Trying to Make Sense of the Insane Design of LA’s New Peterson Automotive Museum

The new Peterson Automotive Museum in Downtown Los Angeles. (Photo: KPF)

The new Peterson Automotive Museum in Los Angeles. (Photo: KPF)

The newly renovated design for Los Angeles’ Peterson Automotive Museum is perhaps best-described as a car wreck you just can’t look away from.

Apparently, the reputable New York-based architecture firm Kohn Pederson Fox thought it was appropriate to transform the mid-century American architect Welton Becket’s Googie modernist (Southern California style of building influenced by car culture and the 1960s space age) building on the edge of the city’s “Museum Row” and Miracle Mile district into a Vegas casino. The loud, red and silver steel-ribboned structure KPF has rendered could easily be mistaken for a splashy tourist trap from the strip, or a nightclub ripped from an episode of Miami Vice. 

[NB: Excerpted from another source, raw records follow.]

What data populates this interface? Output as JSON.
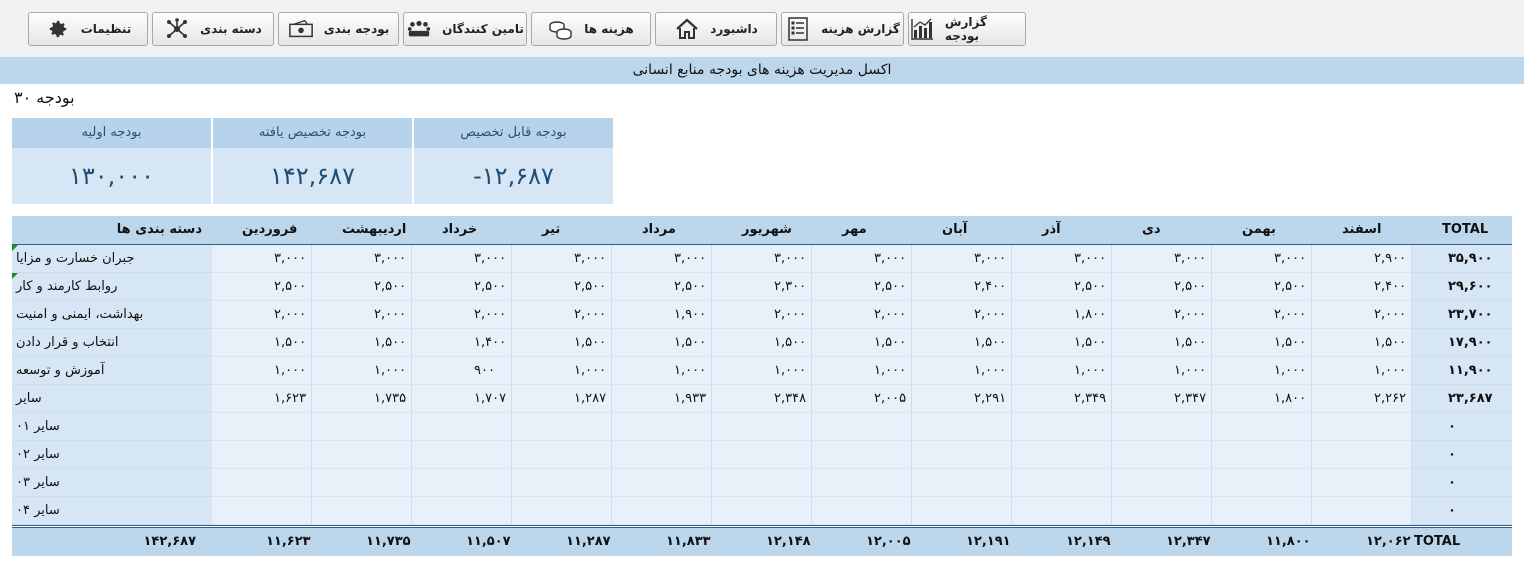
{
  "toolbar": {
    "buttons": [
      {
        "label": "تنظیمات",
        "icon": "gear-icon"
      },
      {
        "label": "دسته بندی",
        "icon": "network-icon"
      },
      {
        "label": "بودجه بندی",
        "icon": "money-icon"
      },
      {
        "label": "تامین کنندگان",
        "icon": "people-icon"
      },
      {
        "label": "هزینه ها",
        "icon": "coins-icon"
      },
      {
        "label": "داشبورد",
        "icon": "home-icon"
      },
      {
        "label": "گزارش هزینه",
        "icon": "checklist-icon"
      },
      {
        "label": "گزارش بودجه",
        "icon": "bar-chart-icon"
      }
    ]
  },
  "banner": "اکسل مدیریت هزینه های بودجه منابع انسانی",
  "title": "بودجه ۳۰",
  "cards": [
    {
      "label": "بودجه اولیه",
      "value": "۱۳۰,۰۰۰"
    },
    {
      "label": "بودجه تخصیص یافته",
      "value": "۱۴۲,۶۸۷"
    },
    {
      "label": "بودجه قابل تخصیص",
      "value": "-۱۲,۶۸۷"
    }
  ],
  "table": {
    "header": {
      "name": "دسته بندی ها",
      "months": [
        "فروردین",
        "اردیبهشت",
        "خرداد",
        "تیر",
        "مرداد",
        "شهریور",
        "مهر",
        "آبان",
        "آذر",
        "دی",
        "بهمن",
        "اسفند"
      ],
      "total": "TOTAL"
    },
    "rows": [
      {
        "name": "جبران خسارت و مزایا",
        "values": [
          "۳,۰۰۰",
          "۳,۰۰۰",
          "۳,۰۰۰",
          "۳,۰۰۰",
          "۳,۰۰۰",
          "۳,۰۰۰",
          "۳,۰۰۰",
          "۳,۰۰۰",
          "۳,۰۰۰",
          "۳,۰۰۰",
          "۳,۰۰۰",
          "۲,۹۰۰"
        ],
        "total": "۳۵,۹۰۰"
      },
      {
        "name": "روابط کارمند و کار",
        "values": [
          "۲,۵۰۰",
          "۲,۵۰۰",
          "۲,۵۰۰",
          "۲,۵۰۰",
          "۲,۵۰۰",
          "۲,۳۰۰",
          "۲,۵۰۰",
          "۲,۴۰۰",
          "۲,۵۰۰",
          "۲,۵۰۰",
          "۲,۵۰۰",
          "۲,۴۰۰"
        ],
        "total": "۲۹,۶۰۰"
      },
      {
        "name": "بهداشت، ایمنی و امنیت",
        "values": [
          "۲,۰۰۰",
          "۲,۰۰۰",
          "۲,۰۰۰",
          "۲,۰۰۰",
          "۱,۹۰۰",
          "۲,۰۰۰",
          "۲,۰۰۰",
          "۲,۰۰۰",
          "۱,۸۰۰",
          "۲,۰۰۰",
          "۲,۰۰۰",
          "۲,۰۰۰"
        ],
        "total": "۲۳,۷۰۰"
      },
      {
        "name": "انتخاب و قرار دادن",
        "values": [
          "۱,۵۰۰",
          "۱,۵۰۰",
          "۱,۴۰۰",
          "۱,۵۰۰",
          "۱,۵۰۰",
          "۱,۵۰۰",
          "۱,۵۰۰",
          "۱,۵۰۰",
          "۱,۵۰۰",
          "۱,۵۰۰",
          "۱,۵۰۰",
          "۱,۵۰۰"
        ],
        "total": "۱۷,۹۰۰"
      },
      {
        "name": "آموزش و توسعه",
        "values": [
          "۱,۰۰۰",
          "۱,۰۰۰",
          "۹۰۰",
          "۱,۰۰۰",
          "۱,۰۰۰",
          "۱,۰۰۰",
          "۱,۰۰۰",
          "۱,۰۰۰",
          "۱,۰۰۰",
          "۱,۰۰۰",
          "۱,۰۰۰",
          "۱,۰۰۰"
        ],
        "total": "۱۱,۹۰۰"
      },
      {
        "name": "سایر",
        "values": [
          "۱,۶۲۳",
          "۱,۷۳۵",
          "۱,۷۰۷",
          "۱,۲۸۷",
          "۱,۹۳۳",
          "۲,۳۴۸",
          "۲,۰۰۵",
          "۲,۲۹۱",
          "۲,۳۴۹",
          "۲,۳۴۷",
          "۱,۸۰۰",
          "۲,۲۶۲"
        ],
        "total": "۲۳,۶۸۷"
      },
      {
        "name": "سایر ۰۱",
        "values": [
          "",
          "",
          "",
          "",
          "",
          "",
          "",
          "",
          "",
          "",
          "",
          ""
        ],
        "total": "۰"
      },
      {
        "name": "سایر ۰۲",
        "values": [
          "",
          "",
          "",
          "",
          "",
          "",
          "",
          "",
          "",
          "",
          "",
          ""
        ],
        "total": "۰"
      },
      {
        "name": "سایر ۰۳",
        "values": [
          "",
          "",
          "",
          "",
          "",
          "",
          "",
          "",
          "",
          "",
          "",
          ""
        ],
        "total": "۰"
      },
      {
        "name": "سایر ۰۴",
        "values": [
          "",
          "",
          "",
          "",
          "",
          "",
          "",
          "",
          "",
          "",
          "",
          ""
        ],
        "total": "۰"
      }
    ],
    "totals": {
      "label": "TOTAL",
      "values": [
        "۱۱,۶۲۳",
        "۱۱,۷۳۵",
        "۱۱,۵۰۷",
        "۱۱,۲۸۷",
        "۱۱,۸۳۳",
        "۱۲,۱۴۸",
        "۱۲,۰۰۵",
        "۱۲,۱۹۱",
        "۱۲,۱۴۹",
        "۱۲,۳۴۷",
        "۱۱,۸۰۰",
        "۱۲,۰۶۲"
      ],
      "total": "۱۴۲,۶۸۷"
    }
  },
  "colors": {
    "header_bg": "#bcd6ec",
    "cell_bg": "#e8f0f9",
    "name_bg": "#d6e6f4",
    "value_text": "#1f4e78",
    "comment_flag": "#1e8a2e"
  }
}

Critics thus far have not taken kindly to the new design. Los Angeles Times art writer Carolina Miranda asked whether the building might become the “Edsel of architecture,” referring to Ford’s infamously panned 1958 Edsel car design. Curbed L.A. dubbed the zebra-striped museum the “Guy Fieri of buildings,” after the popularity of the tasteless Diners, Drive-Ins and Dives host.

The Peterson Automotive Museum from above or the Hellmouth? (Photo: KPF)

The Peterson Automotive Museum from above or the Hellmouth? (Photo: KPF)

According to the project’s description on KPF’s website, the museum reno “is a complete exterior transformation and dynamic interior redesign” and “a major step towards the museum’s goal of rebranding for a more highbrow image.” (Highbrow is debatable if you’re putting money on this design to draw in literati crowds.)

KPF also goes on to explain that the design “transforms the Petersen building into one of the most significant and unforgettable structures in Los Angeles.”

The old museum building, designed by American architect Welton Becket. (Photo: KPF)

The old museum building, designed by American architect Welton Becket. (Photo: KPF)

When we look at it, all we see is a place that may or may not be an indoor zoo.

Take a look at KPF’s international portfolio of corporate headquarters, commercial centers, cultural hubs and skyscrapers, and there’s little evidence to suggest that they could be responsible for such a monstrosity. These are the folks that helped redesign MoMA in 2004, and past projects include London’s Covent Gardens, the IBM World Headquarters, the World Bank Headquarters, NYU’s Furman Hall, the Shanghai World Financial Center, and the forthcoming Hudson Yards Master Plan.

Kohn Pedersen Fox redesigned MoMA in 2004. (Photo: KPF)

Kohn Pedersen Fox redesigned MoMA in 2004. (Photo: KPF)

Many of their designs are notably sleek, many are glass towers with minimal, clean interiors and contemporary angular lines, both inside and out. They are, however, responsible for Connecticut’s Mohegan Sun casino complex—so there’s that.

A rendering of the new museum's interior. (Photo: KPF)

A rendering of the new museum’s interior. (Photo: KPF)

According to a September 2014 release from the museum, the renovation is needed. At the end of that year, it reported triple the events, exhibitions, and educational programs than the previous year, and significant growth in visitors. It’s expanded its staff, and prior to closing for renovations, it had just acquired 19 new cars for its collection.

So, when the Peterson Automotive Museum re-opens in December, it’s going to make a bold statement. It will include interactive children’s exhibition displays and a rooftop party space, and while the “bones of the structure remain,” according to KPF, the exterior’s backlit steel cage will change the landscape of Miracle Mile for good. Or for worse, depending.

Trying to Make Sense of the Insane Design of LA’s New Peterson Automotive Museum